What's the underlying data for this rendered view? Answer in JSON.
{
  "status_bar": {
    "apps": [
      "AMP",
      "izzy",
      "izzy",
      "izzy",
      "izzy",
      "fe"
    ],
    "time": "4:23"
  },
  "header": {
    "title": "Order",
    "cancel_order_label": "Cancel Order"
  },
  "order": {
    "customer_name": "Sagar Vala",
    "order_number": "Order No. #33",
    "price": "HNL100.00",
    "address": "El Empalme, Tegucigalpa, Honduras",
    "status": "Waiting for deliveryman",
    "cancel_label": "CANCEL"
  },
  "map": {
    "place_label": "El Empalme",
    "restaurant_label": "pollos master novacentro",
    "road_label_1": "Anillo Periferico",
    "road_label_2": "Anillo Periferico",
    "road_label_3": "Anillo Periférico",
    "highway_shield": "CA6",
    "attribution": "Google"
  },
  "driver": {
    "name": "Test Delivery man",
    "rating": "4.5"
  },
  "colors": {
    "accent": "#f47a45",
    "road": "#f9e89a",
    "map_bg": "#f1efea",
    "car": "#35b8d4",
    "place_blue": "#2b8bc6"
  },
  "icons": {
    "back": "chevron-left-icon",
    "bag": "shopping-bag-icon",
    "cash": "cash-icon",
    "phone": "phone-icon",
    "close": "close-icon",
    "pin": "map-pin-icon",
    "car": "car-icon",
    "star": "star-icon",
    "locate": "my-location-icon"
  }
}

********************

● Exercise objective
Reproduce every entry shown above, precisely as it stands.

● Solution to this task
What's the underlying data for this rendered view? Answer in JSON.
{
  "status_bar": {
    "apps": [
      "AMP",
      "izzy",
      "izzy",
      "izzy",
      "izzy",
      "fe"
    ],
    "time": "4:23"
  },
  "header": {
    "title": "Order",
    "cancel_order_label": "Cancel Order"
  },
  "order": {
    "customer_name": "Sagar Vala",
    "order_number": "Order No. #33",
    "price": "HNL100.00",
    "address": "El Empalme, Tegucigalpa, Honduras",
    "status": "Waiting for deliveryman",
    "cancel_label": "CANCEL"
  },
  "map": {
    "place_label": "El Empalme",
    "restaurant_label": "pollos master novacentro",
    "road_label_1": "Anillo Periferico",
    "road_label_2": "Anillo Periferico",
    "road_label_3": "Anillo Periférico",
    "highway_shield": "CA6",
    "attribution": "Google"
  },
  "driver": {
    "name": "Test Delivery man",
    "rating": "4.5"
  },
  "colors": {
    "accent": "#f47a45",
    "road": "#f9e89a",
    "map_bg": "#f1efea",
    "car": "#35b8d4",
    "place_blue": "#2b8bc6"
  },
  "icons": {
    "back": "chevron-left-icon",
    "bag": "shopping-bag-icon",
    "cash": "cash-icon",
    "phone": "phone-icon",
    "close": "close-icon",
    "pin": "map-pin-icon",
    "car": "car-icon",
    "star": "star-icon",
    "locate": "my-location-icon"
  }
}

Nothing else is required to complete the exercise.